Exercise brief
Scan the material for the word "자유게시판", and copy each line where it shows up.

########

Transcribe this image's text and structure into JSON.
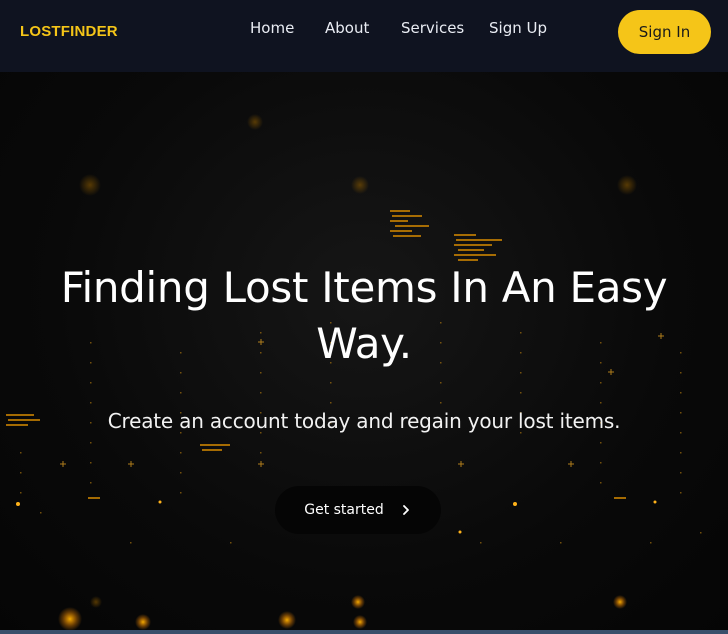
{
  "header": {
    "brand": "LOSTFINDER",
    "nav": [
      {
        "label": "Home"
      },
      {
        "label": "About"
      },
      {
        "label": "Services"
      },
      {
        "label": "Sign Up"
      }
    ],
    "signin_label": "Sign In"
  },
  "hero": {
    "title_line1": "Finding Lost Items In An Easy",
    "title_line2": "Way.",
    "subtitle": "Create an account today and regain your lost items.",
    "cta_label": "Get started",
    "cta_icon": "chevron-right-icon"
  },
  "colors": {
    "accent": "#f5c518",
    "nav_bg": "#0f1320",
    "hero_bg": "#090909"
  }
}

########

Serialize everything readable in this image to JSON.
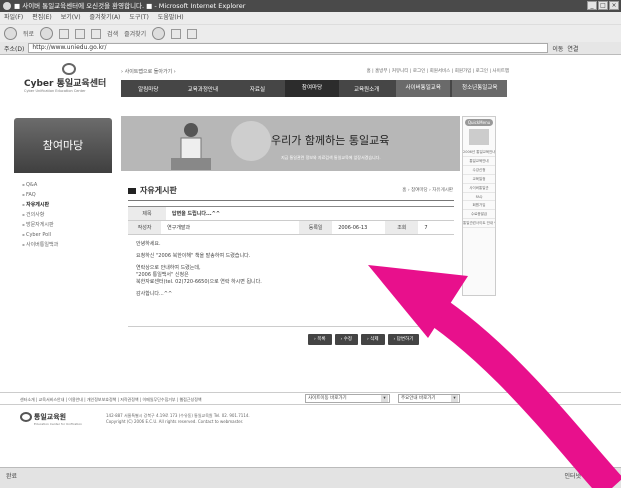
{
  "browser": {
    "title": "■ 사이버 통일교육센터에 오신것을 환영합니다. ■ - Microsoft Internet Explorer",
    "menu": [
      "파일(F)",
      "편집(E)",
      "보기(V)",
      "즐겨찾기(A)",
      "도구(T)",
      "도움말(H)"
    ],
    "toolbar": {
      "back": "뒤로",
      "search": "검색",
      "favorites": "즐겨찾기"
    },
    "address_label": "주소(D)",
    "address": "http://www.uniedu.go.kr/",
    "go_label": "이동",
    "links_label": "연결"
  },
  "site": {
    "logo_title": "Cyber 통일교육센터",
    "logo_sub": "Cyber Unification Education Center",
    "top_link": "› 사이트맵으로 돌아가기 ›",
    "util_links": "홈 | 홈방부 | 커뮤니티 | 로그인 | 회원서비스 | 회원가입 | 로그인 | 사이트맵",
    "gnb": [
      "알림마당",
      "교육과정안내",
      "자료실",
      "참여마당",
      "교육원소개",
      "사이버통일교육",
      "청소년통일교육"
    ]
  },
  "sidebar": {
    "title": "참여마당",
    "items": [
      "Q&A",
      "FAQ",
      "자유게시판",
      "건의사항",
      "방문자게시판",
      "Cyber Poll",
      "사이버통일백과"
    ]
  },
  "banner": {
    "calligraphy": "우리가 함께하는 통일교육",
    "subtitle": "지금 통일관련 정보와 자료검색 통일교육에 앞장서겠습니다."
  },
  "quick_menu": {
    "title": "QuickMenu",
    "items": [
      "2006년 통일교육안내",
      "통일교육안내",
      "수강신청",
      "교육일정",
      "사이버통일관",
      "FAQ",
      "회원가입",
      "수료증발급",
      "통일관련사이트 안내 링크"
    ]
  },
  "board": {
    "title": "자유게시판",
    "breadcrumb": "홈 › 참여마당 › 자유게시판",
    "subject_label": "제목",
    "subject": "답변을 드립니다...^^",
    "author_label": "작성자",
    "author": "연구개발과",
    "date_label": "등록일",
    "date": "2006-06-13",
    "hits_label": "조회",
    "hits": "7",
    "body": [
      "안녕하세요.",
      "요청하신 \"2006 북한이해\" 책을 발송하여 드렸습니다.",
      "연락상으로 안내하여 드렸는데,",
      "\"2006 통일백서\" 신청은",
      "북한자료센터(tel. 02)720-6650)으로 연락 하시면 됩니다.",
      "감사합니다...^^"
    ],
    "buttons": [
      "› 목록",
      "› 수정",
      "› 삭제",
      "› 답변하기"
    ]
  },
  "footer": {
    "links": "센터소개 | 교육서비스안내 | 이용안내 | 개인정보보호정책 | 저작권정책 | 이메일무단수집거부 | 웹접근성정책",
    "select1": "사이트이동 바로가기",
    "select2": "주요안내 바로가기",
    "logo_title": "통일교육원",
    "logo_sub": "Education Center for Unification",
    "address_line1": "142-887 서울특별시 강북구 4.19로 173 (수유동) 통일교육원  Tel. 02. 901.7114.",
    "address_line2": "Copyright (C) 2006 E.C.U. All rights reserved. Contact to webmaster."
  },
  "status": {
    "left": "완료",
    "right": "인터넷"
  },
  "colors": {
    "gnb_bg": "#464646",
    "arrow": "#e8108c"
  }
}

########

Solution for this exercise
      "자유게시판",
    "title": "자유게시판",
    "breadcrumb": "홈 › 참여마당 › 자유게시판",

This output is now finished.